> Your task
Everything in the records below except the images should be output exactly as written.

> Listed entries
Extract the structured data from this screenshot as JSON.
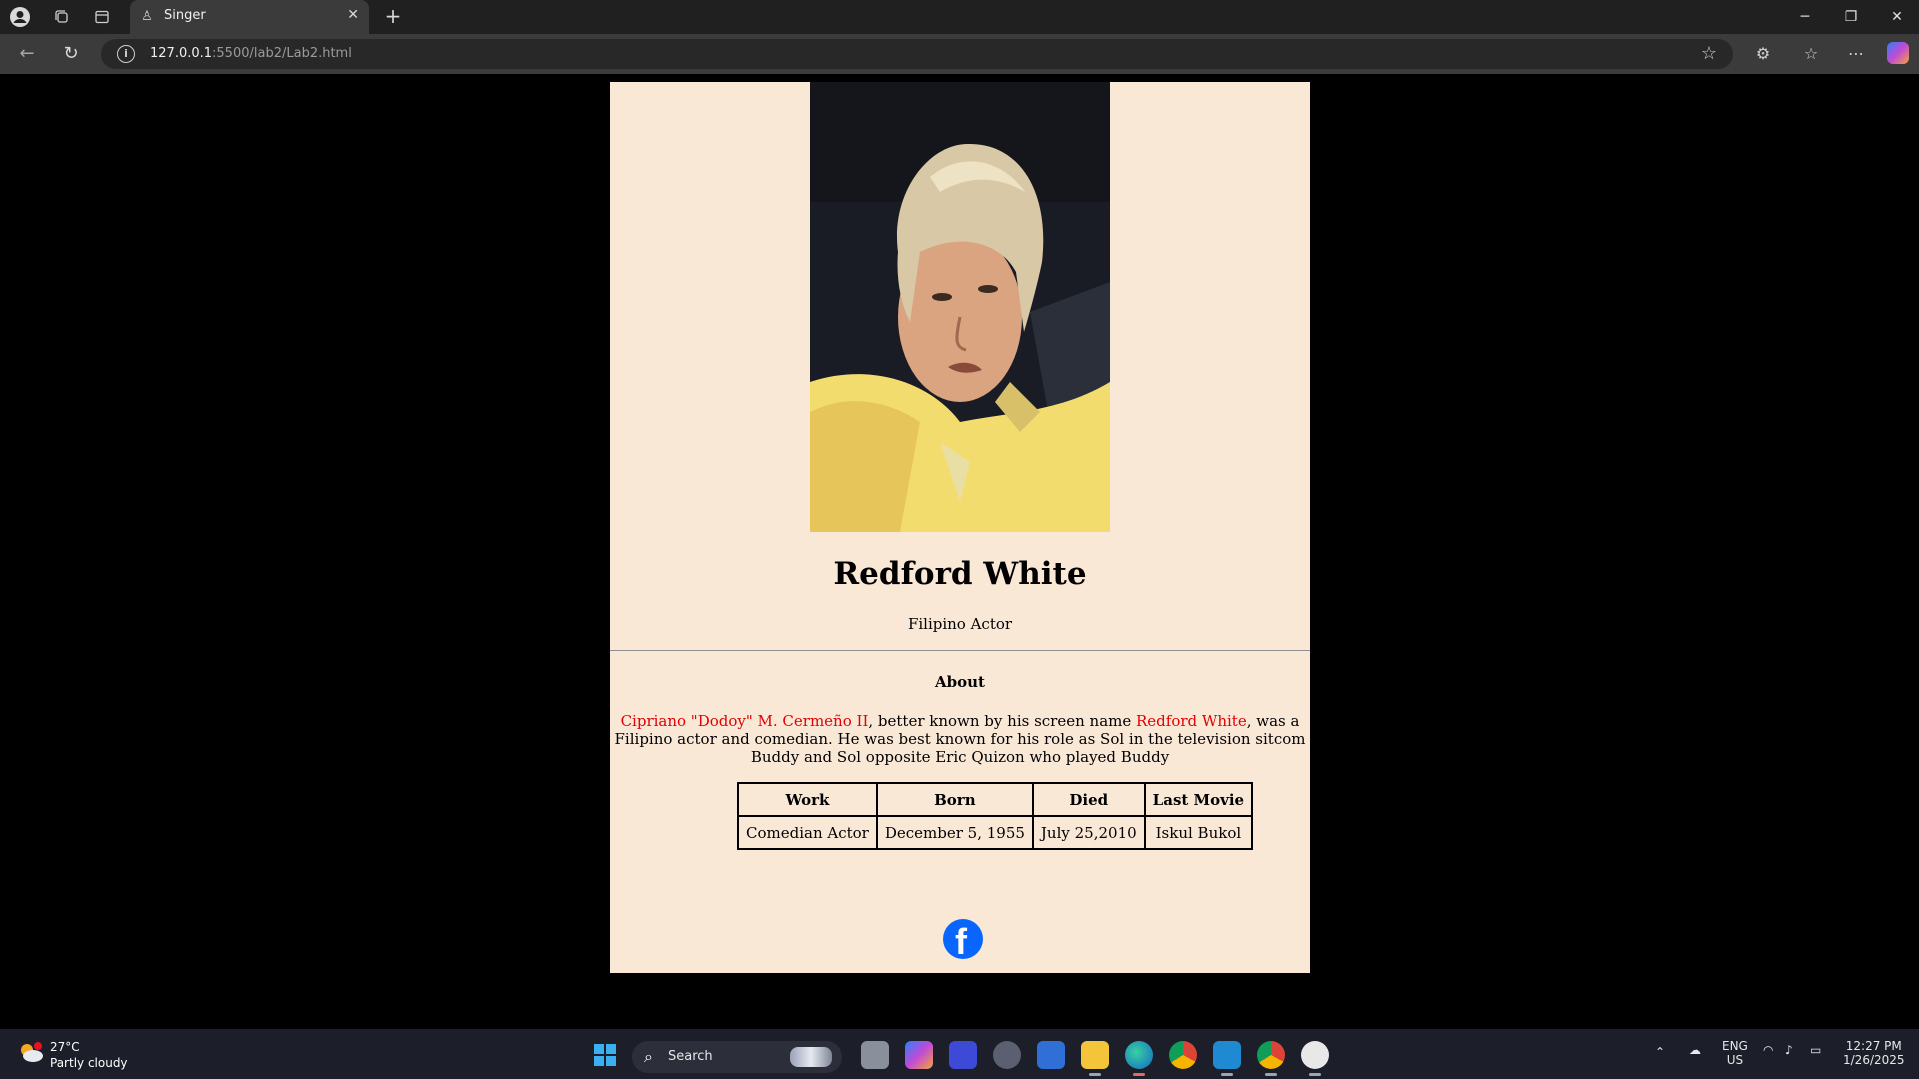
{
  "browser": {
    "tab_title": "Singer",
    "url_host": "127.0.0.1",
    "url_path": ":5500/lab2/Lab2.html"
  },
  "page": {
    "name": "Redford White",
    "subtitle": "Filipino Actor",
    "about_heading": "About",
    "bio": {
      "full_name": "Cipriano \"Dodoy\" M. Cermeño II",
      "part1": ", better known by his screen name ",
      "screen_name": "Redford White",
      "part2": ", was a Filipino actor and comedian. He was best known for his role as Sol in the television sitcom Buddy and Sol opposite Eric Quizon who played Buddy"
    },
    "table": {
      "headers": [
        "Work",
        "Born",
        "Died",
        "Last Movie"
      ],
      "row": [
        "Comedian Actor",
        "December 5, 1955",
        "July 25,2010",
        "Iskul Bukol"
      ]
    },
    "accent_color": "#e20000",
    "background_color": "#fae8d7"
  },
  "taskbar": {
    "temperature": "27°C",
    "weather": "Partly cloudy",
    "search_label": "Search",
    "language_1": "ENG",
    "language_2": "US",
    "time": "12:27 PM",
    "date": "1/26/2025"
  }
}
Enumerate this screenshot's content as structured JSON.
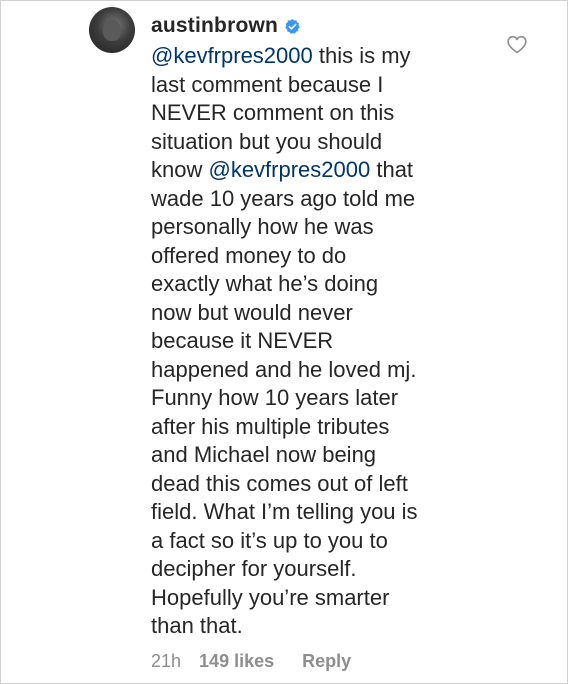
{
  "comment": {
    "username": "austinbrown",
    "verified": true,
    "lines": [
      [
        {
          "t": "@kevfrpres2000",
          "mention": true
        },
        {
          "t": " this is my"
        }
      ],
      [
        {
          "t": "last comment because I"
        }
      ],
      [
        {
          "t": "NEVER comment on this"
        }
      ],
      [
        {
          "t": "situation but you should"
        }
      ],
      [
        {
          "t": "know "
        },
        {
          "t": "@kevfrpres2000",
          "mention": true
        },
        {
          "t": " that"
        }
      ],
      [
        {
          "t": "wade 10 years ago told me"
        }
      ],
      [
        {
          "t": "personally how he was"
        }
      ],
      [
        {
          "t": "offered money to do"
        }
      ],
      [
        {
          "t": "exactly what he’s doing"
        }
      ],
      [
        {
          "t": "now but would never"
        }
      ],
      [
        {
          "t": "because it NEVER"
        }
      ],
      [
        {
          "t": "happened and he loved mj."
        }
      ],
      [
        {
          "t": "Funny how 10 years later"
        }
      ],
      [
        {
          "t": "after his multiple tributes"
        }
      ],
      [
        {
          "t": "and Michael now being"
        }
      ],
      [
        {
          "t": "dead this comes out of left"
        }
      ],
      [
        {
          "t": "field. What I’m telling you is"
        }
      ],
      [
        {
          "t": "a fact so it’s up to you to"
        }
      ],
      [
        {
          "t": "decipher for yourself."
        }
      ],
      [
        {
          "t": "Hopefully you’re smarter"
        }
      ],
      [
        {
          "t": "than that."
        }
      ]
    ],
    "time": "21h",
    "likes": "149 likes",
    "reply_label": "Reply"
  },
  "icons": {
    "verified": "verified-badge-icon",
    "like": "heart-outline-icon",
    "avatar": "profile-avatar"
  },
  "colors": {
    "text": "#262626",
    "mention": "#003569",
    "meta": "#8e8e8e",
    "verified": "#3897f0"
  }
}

> Answer section
Extract the structured data from this screenshot as JSON.
{
  "browser": {
    "tab_title": "Singer",
    "url_host": "127.0.0.1",
    "url_path": ":5500/lab2/Lab2.html"
  },
  "page": {
    "name": "Redford White",
    "subtitle": "Filipino Actor",
    "about_heading": "About",
    "bio": {
      "full_name": "Cipriano \"Dodoy\" M. Cermeño II",
      "part1": ", better known by his screen name ",
      "screen_name": "Redford White",
      "part2": ", was a Filipino actor and comedian. He was best known for his role as Sol in the television sitcom Buddy and Sol opposite Eric Quizon who played Buddy"
    },
    "table": {
      "headers": [
        "Work",
        "Born",
        "Died",
        "Last Movie"
      ],
      "row": [
        "Comedian Actor",
        "December 5, 1955",
        "July 25,2010",
        "Iskul Bukol"
      ]
    },
    "accent_color": "#e20000",
    "background_color": "#fae8d7"
  },
  "taskbar": {
    "temperature": "27°C",
    "weather": "Partly cloudy",
    "search_label": "Search",
    "language_1": "ENG",
    "language_2": "US",
    "time": "12:27 PM",
    "date": "1/26/2025"
  }
}
Enumerate this screenshot's content as structured JSON.
{
  "comment": {
    "username": "austinbrown",
    "verified": true,
    "lines": [
      [
        {
          "t": "@kevfrpres2000",
          "mention": true
        },
        {
          "t": " this is my"
        }
      ],
      [
        {
          "t": "last comment because I"
        }
      ],
      [
        {
          "t": "NEVER comment on this"
        }
      ],
      [
        {
          "t": "situation but you should"
        }
      ],
      [
        {
          "t": "know "
        },
        {
          "t": "@kevfrpres2000",
          "mention": true
        },
        {
          "t": " that"
        }
      ],
      [
        {
          "t": "wade 10 years ago told me"
        }
      ],
      [
        {
          "t": "personally how he was"
        }
      ],
      [
        {
          "t": "offered money to do"
        }
      ],
      [
        {
          "t": "exactly what he’s doing"
        }
      ],
      [
        {
          "t": "now but would never"
        }
      ],
      [
        {
          "t": "because it NEVER"
        }
      ],
      [
        {
          "t": "happened and he loved mj."
        }
      ],
      [
        {
          "t": "Funny how 10 years later"
        }
      ],
      [
        {
          "t": "after his multiple tributes"
        }
      ],
      [
        {
          "t": "and Michael now being"
        }
      ],
      [
        {
          "t": "dead this comes out of left"
        }
      ],
      [
        {
          "t": "field. What I’m telling you is"
        }
      ],
      [
        {
          "t": "a fact so it’s up to you to"
        }
      ],
      [
        {
          "t": "decipher for yourself."
        }
      ],
      [
        {
          "t": "Hopefully you’re smarter"
        }
      ],
      [
        {
          "t": "than that."
        }
      ]
    ],
    "time": "21h",
    "likes": "149 likes",
    "reply_label": "Reply"
  },
  "icons": {
    "verified": "verified-badge-icon",
    "like": "heart-outline-icon",
    "avatar": "profile-avatar"
  },
  "colors": {
    "text": "#262626",
    "mention": "#003569",
    "meta": "#8e8e8e",
    "verified": "#3897f0"
  }
}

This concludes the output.